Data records
= = = = =

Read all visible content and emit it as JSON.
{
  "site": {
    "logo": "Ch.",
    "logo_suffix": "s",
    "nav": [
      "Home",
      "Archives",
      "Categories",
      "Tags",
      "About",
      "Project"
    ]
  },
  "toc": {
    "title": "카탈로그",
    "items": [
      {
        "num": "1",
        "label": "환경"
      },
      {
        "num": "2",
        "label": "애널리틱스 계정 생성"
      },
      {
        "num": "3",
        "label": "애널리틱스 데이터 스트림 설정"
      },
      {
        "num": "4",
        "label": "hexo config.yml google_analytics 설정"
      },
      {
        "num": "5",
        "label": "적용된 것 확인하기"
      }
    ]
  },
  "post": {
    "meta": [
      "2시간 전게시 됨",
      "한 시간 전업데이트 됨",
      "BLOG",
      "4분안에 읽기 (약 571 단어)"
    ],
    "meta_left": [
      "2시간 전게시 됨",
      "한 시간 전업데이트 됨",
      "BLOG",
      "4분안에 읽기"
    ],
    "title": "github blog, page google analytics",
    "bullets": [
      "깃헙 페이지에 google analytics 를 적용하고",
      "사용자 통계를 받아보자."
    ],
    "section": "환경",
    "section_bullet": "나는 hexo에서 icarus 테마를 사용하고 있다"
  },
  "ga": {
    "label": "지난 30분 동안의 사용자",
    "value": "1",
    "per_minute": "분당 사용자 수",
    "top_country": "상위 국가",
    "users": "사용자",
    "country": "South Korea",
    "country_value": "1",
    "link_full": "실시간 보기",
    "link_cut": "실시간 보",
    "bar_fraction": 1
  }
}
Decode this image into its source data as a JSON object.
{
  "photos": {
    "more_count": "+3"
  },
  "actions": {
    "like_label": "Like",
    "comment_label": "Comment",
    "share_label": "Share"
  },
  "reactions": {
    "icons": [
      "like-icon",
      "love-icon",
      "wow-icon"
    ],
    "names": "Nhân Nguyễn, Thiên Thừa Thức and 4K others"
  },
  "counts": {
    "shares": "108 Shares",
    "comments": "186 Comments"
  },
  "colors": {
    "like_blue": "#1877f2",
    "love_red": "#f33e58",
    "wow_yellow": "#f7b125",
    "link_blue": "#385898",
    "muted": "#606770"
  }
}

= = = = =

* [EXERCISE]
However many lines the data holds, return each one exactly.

* [WRITTEN ANSWER]
Read all visible content and emit it as JSON.
{
  "site": {
    "logo": "Ch.",
    "logo_suffix": "s",
    "nav": [
      "Home",
      "Archives",
      "Categories",
      "Tags",
      "About",
      "Project"
    ]
  },
  "toc": {
    "title": "카탈로그",
    "items": [
      {
        "num": "1",
        "label": "환경"
      },
      {
        "num": "2",
        "label": "애널리틱스 계정 생성"
      },
      {
        "num": "3",
        "label": "애널리틱스 데이터 스트림 설정"
      },
      {
        "num": "4",
        "label": "hexo config.yml google_analytics 설정"
      },
      {
        "num": "5",
        "label": "적용된 것 확인하기"
      }
    ]
  },
  "post": {
    "meta": [
      "2시간 전게시 됨",
      "한 시간 전업데이트 됨",
      "BLOG",
      "4분안에 읽기 (약 571 단어)"
    ],
    "meta_left": [
      "2시간 전게시 됨",
      "한 시간 전업데이트 됨",
      "BLOG",
      "4분안에 읽기"
    ],
    "title": "github blog, page google analytics",
    "bullets": [
      "깃헙 페이지에 google analytics 를 적용하고",
      "사용자 통계를 받아보자."
    ],
    "section": "환경",
    "section_bullet": "나는 hexo에서 icarus 테마를 사용하고 있다"
  },
  "ga": {
    "label": "지난 30분 동안의 사용자",
    "value": "1",
    "per_minute": "분당 사용자 수",
    "top_country": "상위 국가",
    "users": "사용자",
    "country": "South Korea",
    "country_value": "1",
    "link_full": "실시간 보기",
    "link_cut": "실시간 보",
    "bar_fraction": 1
  }
}
Decode this image into its source data as a JSON object.
{
  "photos": {
    "more_count": "+3"
  },
  "actions": {
    "like_label": "Like",
    "comment_label": "Comment",
    "share_label": "Share"
  },
  "reactions": {
    "icons": [
      "like-icon",
      "love-icon",
      "wow-icon"
    ],
    "names": "Nhân Nguyễn, Thiên Thừa Thức and 4K others"
  },
  "counts": {
    "shares": "108 Shares",
    "comments": "186 Comments"
  },
  "colors": {
    "like_blue": "#1877f2",
    "love_red": "#f33e58",
    "wow_yellow": "#f7b125",
    "link_blue": "#385898",
    "muted": "#606770"
  }
}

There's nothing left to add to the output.